However, Rusty Bugles' place in the history of Australian theatre rests on more than notoriety. Mac is a memorable character in the play, and in the first production, Frank O'Donnell transformed audiences' understanding of the typical Australian 'bludger' or 'scrounger'. To the men in his unit, he appeared a winner even when he was losing, but with the discovery of his wife's infidelity, his fragility becomes apparent.[2]

Television[edit]

Elliott moved to the United States in 1948, where he ranked in the pantheon of leading playwrights during the Golden Age of live television dramas, writing more than 30 original plays and numerous adaptations for such shows as Philco-Goodyear Playhouse, Kraft Television Theatre, Studio One and Playhouse 90. He also wrote a play Buy Me Blue Ribbons, which had a short run on Broadway.[3]

In 1955, he obtained United States citizenship and did not return to Australia until 1974.[2]

Books[edit]

Elliott's best known novel, Careful, He Might Hear You, won the 1963 Miles Franklin Award and was turned into a film in 1983.

Private life[edit]

As a gay man during a time when this was socially problematic, Elliott was uncomfortable with his sexuality. He kept it secret until nearly the end of his life before coming out in his book Fairyland. Because of these fears, Elliott had affairs but never had any stable relationships.[4]

Death[edit]

He died of colon cancer in New York in 1991.

Bibliography[edit]
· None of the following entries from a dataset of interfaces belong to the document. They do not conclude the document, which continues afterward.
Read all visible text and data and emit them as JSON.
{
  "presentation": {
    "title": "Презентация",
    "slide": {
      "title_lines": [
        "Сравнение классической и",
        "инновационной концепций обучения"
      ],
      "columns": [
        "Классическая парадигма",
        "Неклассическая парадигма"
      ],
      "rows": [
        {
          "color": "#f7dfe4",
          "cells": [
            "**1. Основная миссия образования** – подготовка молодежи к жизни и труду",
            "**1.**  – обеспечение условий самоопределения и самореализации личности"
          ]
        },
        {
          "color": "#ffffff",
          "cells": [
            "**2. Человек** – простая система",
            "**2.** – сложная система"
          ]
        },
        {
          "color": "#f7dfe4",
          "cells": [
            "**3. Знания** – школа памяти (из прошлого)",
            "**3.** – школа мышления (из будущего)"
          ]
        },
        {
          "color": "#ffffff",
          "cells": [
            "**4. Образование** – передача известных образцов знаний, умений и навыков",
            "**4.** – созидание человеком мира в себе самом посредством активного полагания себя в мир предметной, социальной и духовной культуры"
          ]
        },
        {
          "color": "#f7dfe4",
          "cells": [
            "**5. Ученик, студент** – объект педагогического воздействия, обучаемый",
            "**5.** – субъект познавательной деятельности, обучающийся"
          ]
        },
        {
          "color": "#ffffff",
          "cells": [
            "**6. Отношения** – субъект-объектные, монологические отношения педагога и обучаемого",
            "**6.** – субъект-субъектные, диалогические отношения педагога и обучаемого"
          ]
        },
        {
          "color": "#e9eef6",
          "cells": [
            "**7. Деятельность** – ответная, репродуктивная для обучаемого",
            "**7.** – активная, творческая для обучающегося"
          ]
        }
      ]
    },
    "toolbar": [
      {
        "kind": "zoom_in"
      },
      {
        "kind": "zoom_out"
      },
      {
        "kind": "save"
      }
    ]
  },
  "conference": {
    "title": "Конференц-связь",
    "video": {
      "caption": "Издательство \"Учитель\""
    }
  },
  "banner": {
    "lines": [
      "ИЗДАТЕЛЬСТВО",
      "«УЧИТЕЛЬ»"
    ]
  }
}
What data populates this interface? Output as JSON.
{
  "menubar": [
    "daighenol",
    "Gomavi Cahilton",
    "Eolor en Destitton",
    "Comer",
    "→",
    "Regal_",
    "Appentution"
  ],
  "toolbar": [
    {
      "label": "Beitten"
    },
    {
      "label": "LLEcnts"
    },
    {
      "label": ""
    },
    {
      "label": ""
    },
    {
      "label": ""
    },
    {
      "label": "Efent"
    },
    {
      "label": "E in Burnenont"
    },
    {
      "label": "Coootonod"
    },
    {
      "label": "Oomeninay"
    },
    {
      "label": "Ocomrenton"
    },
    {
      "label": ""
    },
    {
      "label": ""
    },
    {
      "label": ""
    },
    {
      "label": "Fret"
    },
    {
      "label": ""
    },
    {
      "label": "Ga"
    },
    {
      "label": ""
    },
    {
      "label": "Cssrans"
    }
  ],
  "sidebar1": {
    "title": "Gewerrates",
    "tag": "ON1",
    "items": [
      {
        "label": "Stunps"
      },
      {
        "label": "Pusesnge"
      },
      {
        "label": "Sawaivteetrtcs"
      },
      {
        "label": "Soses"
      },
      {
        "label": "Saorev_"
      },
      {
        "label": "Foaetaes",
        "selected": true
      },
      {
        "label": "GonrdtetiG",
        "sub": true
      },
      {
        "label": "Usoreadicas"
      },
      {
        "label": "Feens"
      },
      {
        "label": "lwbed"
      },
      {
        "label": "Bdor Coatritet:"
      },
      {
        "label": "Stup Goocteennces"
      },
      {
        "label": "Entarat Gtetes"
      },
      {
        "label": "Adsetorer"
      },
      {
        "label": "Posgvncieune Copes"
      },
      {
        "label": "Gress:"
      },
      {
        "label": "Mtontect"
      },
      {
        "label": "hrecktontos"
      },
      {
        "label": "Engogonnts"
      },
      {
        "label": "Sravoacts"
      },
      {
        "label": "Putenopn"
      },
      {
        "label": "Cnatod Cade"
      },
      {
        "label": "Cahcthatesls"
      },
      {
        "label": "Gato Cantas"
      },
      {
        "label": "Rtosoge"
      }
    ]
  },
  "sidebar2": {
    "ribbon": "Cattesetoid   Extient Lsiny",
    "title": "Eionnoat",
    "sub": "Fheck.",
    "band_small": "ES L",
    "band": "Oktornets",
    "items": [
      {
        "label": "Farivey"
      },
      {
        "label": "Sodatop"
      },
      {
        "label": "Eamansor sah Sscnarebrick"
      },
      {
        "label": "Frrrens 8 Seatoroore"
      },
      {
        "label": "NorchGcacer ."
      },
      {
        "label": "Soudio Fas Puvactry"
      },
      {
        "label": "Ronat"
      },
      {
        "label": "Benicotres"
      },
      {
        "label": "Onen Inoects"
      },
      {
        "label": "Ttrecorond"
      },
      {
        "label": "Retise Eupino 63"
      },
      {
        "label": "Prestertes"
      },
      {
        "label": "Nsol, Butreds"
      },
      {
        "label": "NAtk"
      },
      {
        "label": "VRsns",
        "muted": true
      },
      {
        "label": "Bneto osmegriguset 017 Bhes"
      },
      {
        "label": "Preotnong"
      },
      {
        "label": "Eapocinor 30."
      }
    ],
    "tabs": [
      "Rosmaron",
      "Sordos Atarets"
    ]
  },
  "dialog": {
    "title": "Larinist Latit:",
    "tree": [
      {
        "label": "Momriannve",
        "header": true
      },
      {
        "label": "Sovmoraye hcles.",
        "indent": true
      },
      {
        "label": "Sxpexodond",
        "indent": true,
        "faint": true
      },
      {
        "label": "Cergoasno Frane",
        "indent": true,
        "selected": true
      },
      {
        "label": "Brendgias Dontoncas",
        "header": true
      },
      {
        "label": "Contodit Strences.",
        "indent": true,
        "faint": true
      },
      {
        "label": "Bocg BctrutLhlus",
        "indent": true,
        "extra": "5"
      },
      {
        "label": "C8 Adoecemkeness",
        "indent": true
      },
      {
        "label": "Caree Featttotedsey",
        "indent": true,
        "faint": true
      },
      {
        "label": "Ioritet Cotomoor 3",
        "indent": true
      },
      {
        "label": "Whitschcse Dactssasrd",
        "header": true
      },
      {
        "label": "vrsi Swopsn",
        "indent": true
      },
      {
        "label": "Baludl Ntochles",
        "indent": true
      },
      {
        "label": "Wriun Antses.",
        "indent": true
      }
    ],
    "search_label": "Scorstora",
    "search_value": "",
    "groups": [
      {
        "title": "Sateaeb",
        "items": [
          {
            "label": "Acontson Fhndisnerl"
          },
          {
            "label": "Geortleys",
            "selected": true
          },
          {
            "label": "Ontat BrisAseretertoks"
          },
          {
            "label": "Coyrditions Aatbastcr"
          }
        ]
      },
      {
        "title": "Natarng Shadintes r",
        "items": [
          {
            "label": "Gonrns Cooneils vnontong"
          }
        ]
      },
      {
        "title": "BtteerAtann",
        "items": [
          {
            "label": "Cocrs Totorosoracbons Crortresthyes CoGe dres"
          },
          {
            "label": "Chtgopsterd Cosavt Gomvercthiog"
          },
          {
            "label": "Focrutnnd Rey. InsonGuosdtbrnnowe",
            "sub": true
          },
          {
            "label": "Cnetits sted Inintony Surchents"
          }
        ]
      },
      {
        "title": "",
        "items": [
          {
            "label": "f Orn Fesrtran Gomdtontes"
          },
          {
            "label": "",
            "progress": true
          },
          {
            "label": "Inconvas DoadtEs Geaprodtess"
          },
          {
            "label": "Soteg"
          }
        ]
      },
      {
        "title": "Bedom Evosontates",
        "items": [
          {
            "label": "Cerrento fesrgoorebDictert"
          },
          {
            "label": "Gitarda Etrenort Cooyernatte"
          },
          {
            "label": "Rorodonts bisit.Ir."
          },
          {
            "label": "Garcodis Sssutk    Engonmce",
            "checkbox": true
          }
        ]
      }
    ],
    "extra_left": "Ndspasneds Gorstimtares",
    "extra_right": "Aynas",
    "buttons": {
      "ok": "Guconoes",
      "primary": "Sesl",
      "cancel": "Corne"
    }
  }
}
Novels[edit]

Short Stories[edit]

  • Radio Days (1993)

Plays[edit]

TV Plays[edit]

  • “Beloved Stranger” (1955), for Goodyear Television Playhouse (1955)
  • "The Thin Air” (1952), “We Were Children” (1952), “Before I Wake” (1953) and “Friday the 13th” (1954) for Philco Television Playhouse
  • “The King and Mrs. Candle,” for Producers' Showcase (1955)
  • “Whereabouts Unknown,” for The Kaiser-Aluminum Hour (1957)
  • “Babe in the Woods” (1957) and “Love at Fourth Sight” (1957) for Studio One
  • "The Count of Monte Cristo" (1958) and "The Prisoner of Zenda" (1961) for Dupont Show of the Month
  • “Daisy! Daisy!” (1956) and "You and Me... and the Gatepost!" (1956) for Playwrights ‘56
  • “I Heard You Calling Me” (1961), for Way Out
  • “Mrs. Gilling and the Skyscraper” (1957) for The Alcoa Hour
  • “Wish on the Moon,” for Philco-Goodyear Playhouse (1953).

Radio Plays[edit]

  • "Wicked is the Vine" - Lux Radio Theatre (1947)

References[edit]

External links[edit]